PROBLEM REQUIREMENTS: What you return should be the lines of the data containing "title", each in full.

EXCERPTED RECORDS:
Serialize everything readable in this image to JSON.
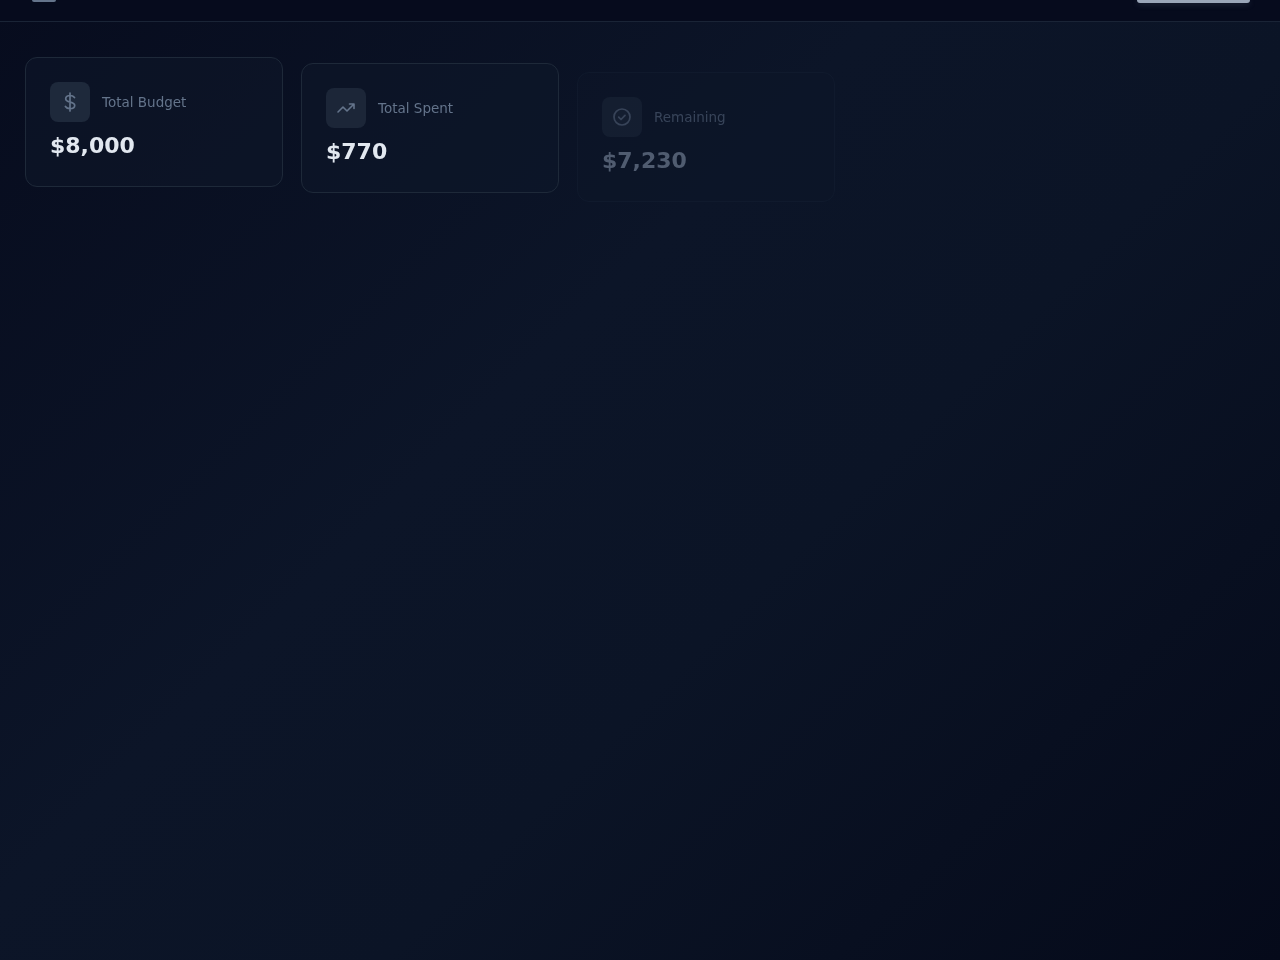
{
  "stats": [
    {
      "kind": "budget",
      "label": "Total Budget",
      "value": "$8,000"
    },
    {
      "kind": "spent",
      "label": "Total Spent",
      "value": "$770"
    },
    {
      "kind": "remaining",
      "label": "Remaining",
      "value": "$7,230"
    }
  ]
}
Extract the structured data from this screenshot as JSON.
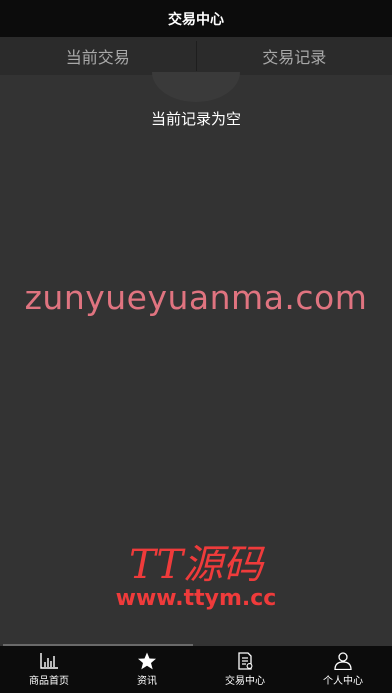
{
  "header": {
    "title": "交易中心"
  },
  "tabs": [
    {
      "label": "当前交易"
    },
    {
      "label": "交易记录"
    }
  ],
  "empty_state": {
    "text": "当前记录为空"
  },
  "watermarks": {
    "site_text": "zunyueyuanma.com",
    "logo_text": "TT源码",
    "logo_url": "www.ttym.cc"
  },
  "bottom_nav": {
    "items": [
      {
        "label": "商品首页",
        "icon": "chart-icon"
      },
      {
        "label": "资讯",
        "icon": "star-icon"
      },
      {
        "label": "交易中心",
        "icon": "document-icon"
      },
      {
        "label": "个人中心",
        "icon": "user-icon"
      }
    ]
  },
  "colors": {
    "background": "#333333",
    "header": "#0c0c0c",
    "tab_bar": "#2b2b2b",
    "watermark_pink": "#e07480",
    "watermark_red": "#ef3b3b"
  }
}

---

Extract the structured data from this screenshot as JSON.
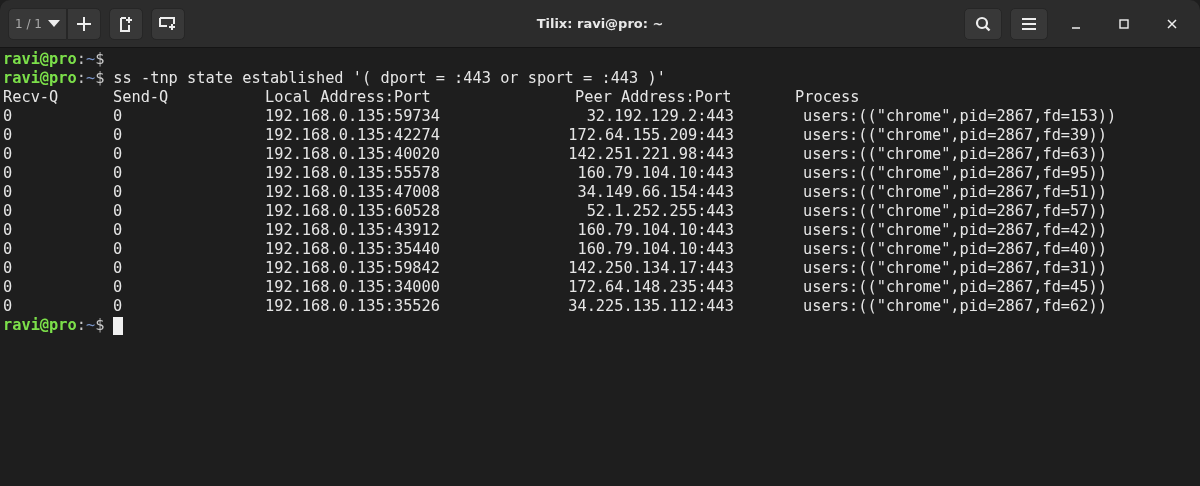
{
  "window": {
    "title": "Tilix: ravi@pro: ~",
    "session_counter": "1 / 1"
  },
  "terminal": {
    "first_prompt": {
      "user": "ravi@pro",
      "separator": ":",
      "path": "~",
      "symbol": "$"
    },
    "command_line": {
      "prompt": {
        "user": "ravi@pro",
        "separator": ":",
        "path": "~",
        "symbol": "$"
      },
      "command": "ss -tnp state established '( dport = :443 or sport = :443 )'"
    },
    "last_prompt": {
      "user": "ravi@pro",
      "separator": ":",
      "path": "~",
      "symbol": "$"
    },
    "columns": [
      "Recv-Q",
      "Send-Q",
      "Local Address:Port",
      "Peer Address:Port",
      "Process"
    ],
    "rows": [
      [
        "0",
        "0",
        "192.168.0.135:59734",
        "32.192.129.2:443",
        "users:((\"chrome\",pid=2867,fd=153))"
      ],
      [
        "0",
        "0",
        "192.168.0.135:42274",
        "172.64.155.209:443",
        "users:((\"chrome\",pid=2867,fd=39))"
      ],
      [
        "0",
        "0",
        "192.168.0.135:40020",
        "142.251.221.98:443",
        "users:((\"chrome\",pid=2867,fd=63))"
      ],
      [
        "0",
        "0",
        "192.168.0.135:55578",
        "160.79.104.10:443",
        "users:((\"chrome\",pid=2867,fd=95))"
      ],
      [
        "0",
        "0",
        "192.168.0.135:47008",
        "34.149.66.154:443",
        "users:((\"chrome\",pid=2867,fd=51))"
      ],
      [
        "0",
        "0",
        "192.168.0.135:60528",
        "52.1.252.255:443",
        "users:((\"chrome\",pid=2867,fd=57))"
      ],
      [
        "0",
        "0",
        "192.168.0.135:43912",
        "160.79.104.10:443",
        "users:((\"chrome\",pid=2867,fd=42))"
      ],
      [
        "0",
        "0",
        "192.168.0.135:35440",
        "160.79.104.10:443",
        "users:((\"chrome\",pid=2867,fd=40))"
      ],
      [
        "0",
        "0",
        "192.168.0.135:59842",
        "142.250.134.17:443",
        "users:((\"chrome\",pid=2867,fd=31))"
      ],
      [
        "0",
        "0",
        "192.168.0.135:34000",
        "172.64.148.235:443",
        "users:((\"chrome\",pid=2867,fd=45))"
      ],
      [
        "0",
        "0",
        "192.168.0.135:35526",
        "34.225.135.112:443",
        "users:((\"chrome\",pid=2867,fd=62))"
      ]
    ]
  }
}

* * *

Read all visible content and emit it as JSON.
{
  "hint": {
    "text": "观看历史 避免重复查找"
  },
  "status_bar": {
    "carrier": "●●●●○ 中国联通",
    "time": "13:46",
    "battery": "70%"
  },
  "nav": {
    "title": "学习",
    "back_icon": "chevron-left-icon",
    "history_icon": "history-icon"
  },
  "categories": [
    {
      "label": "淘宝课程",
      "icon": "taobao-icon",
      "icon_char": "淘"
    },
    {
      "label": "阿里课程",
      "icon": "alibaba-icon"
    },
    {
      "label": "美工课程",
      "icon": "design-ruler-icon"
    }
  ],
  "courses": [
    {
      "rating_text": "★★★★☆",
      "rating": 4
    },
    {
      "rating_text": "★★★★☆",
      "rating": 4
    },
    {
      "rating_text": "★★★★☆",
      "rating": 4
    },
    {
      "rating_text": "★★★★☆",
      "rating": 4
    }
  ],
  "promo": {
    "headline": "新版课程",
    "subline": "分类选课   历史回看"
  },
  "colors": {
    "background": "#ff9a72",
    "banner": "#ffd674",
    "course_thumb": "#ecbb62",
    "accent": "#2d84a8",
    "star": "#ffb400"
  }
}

TASK SOLUTION:
    "title": "交易中心"
    "title": "Tilix: ravi@pro: ~",
    "title": "学习",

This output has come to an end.